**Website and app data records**

==================================================

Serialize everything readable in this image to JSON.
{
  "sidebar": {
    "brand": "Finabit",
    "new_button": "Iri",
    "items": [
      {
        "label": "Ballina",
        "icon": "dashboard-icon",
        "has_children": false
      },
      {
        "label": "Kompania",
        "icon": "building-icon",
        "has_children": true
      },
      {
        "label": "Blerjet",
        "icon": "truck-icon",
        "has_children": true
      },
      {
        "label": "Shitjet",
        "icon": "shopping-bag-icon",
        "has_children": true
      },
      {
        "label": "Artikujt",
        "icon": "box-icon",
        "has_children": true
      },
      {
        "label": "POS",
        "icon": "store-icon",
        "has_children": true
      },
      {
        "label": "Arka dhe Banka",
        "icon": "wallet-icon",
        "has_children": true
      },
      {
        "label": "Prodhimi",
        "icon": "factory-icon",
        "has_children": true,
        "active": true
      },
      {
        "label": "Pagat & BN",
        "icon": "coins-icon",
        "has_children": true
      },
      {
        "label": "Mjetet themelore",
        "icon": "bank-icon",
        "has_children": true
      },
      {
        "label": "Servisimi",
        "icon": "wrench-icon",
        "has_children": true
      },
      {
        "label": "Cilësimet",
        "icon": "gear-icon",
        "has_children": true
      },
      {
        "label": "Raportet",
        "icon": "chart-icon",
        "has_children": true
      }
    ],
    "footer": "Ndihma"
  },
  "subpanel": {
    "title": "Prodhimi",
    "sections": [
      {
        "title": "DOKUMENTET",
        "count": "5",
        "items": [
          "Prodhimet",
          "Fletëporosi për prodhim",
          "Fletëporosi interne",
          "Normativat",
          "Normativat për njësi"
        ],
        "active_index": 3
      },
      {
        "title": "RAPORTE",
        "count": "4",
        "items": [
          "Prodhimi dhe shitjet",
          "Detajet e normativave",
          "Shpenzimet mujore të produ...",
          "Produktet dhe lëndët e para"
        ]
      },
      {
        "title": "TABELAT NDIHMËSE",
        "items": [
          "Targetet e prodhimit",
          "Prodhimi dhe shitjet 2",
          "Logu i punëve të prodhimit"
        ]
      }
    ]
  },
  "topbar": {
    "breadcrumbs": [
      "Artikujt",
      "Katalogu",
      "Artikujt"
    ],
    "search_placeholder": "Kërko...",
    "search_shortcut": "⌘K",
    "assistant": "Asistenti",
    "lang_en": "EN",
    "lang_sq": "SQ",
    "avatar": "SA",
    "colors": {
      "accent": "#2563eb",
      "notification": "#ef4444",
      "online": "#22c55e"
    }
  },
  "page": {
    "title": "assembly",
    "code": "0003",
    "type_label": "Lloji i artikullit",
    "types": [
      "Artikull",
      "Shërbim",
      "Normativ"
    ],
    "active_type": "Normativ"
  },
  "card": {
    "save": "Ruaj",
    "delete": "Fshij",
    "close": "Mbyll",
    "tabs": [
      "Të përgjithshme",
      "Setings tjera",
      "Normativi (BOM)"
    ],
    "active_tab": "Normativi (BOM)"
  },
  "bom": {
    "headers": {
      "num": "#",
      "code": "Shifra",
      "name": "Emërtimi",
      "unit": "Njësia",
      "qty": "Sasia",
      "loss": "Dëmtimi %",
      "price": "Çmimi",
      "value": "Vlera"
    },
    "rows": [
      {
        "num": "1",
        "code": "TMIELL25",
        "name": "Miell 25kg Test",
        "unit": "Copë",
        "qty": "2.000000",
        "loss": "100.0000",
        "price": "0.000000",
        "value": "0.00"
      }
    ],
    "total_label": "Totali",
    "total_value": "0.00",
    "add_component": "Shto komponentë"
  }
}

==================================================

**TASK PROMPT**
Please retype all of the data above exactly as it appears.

**WRITTEN ANSWER**
Serialize everything readable in this image to JSON.
{
  "sidebar": {
    "brand": "Finabit",
    "new_button": "Iri",
    "items": [
      {
        "label": "Ballina",
        "icon": "dashboard-icon",
        "has_children": false
      },
      {
        "label": "Kompania",
        "icon": "building-icon",
        "has_children": true
      },
      {
        "label": "Blerjet",
        "icon": "truck-icon",
        "has_children": true
      },
      {
        "label": "Shitjet",
        "icon": "shopping-bag-icon",
        "has_children": true
      },
      {
        "label": "Artikujt",
        "icon": "box-icon",
        "has_children": true
      },
      {
        "label": "POS",
        "icon": "store-icon",
        "has_children": true
      },
      {
        "label": "Arka dhe Banka",
        "icon": "wallet-icon",
        "has_children": true
      },
      {
        "label": "Prodhimi",
        "icon": "factory-icon",
        "has_children": true,
        "active": true
      },
      {
        "label": "Pagat & BN",
        "icon": "coins-icon",
        "has_children": true
      },
      {
        "label": "Mjetet themelore",
        "icon": "bank-icon",
        "has_children": true
      },
      {
        "label": "Servisimi",
        "icon": "wrench-icon",
        "has_children": true
      },
      {
        "label": "Cilësimet",
        "icon": "gear-icon",
        "has_children": true
      },
      {
        "label": "Raportet",
        "icon": "chart-icon",
        "has_children": true
      }
    ],
    "footer": "Ndihma"
  },
  "subpanel": {
    "title": "Prodhimi",
    "sections": [
      {
        "title": "DOKUMENTET",
        "count": "5",
        "items": [
          "Prodhimet",
          "Fletëporosi për prodhim",
          "Fletëporosi interne",
          "Normativat",
          "Normativat për njësi"
        ],
        "active_index": 3
      },
      {
        "title": "RAPORTE",
        "count": "4",
        "items": [
          "Prodhimi dhe shitjet",
          "Detajet e normativave",
          "Shpenzimet mujore të produ...",
          "Produktet dhe lëndët e para"
        ]
      },
      {
        "title": "TABELAT NDIHMËSE",
        "items": [
          "Targetet e prodhimit",
          "Prodhimi dhe shitjet 2",
          "Logu i punëve të prodhimit"
        ]
      }
    ]
  },
  "topbar": {
    "breadcrumbs": [
      "Artikujt",
      "Katalogu",
      "Artikujt"
    ],
    "search_placeholder": "Kërko...",
    "search_shortcut": "⌘K",
    "assistant": "Asistenti",
    "lang_en": "EN",
    "lang_sq": "SQ",
    "avatar": "SA",
    "colors": {
      "accent": "#2563eb",
      "notification": "#ef4444",
      "online": "#22c55e"
    }
  },
  "page": {
    "title": "assembly",
    "code": "0003",
    "type_label": "Lloji i artikullit",
    "types": [
      "Artikull",
      "Shërbim",
      "Normativ"
    ],
    "active_type": "Normativ"
  },
  "card": {
    "save": "Ruaj",
    "delete": "Fshij",
    "close": "Mbyll",
    "tabs": [
      "Të përgjithshme",
      "Setings tjera",
      "Normativi (BOM)"
    ],
    "active_tab": "Normativi (BOM)"
  },
  "bom": {
    "headers": {
      "num": "#",
      "code": "Shifra",
      "name": "Emërtimi",
      "unit": "Njësia",
      "qty": "Sasia",
      "loss": "Dëmtimi %",
      "price": "Çmimi",
      "value": "Vlera"
    },
    "rows": [
      {
        "num": "1",
        "code": "TMIELL25",
        "name": "Miell 25kg Test",
        "unit": "Copë",
        "qty": "2.000000",
        "loss": "100.0000",
        "price": "0.000000",
        "value": "0.00"
      }
    ],
    "total_label": "Totali",
    "total_value": "0.00",
    "add_component": "Shto komponentë"
  }
}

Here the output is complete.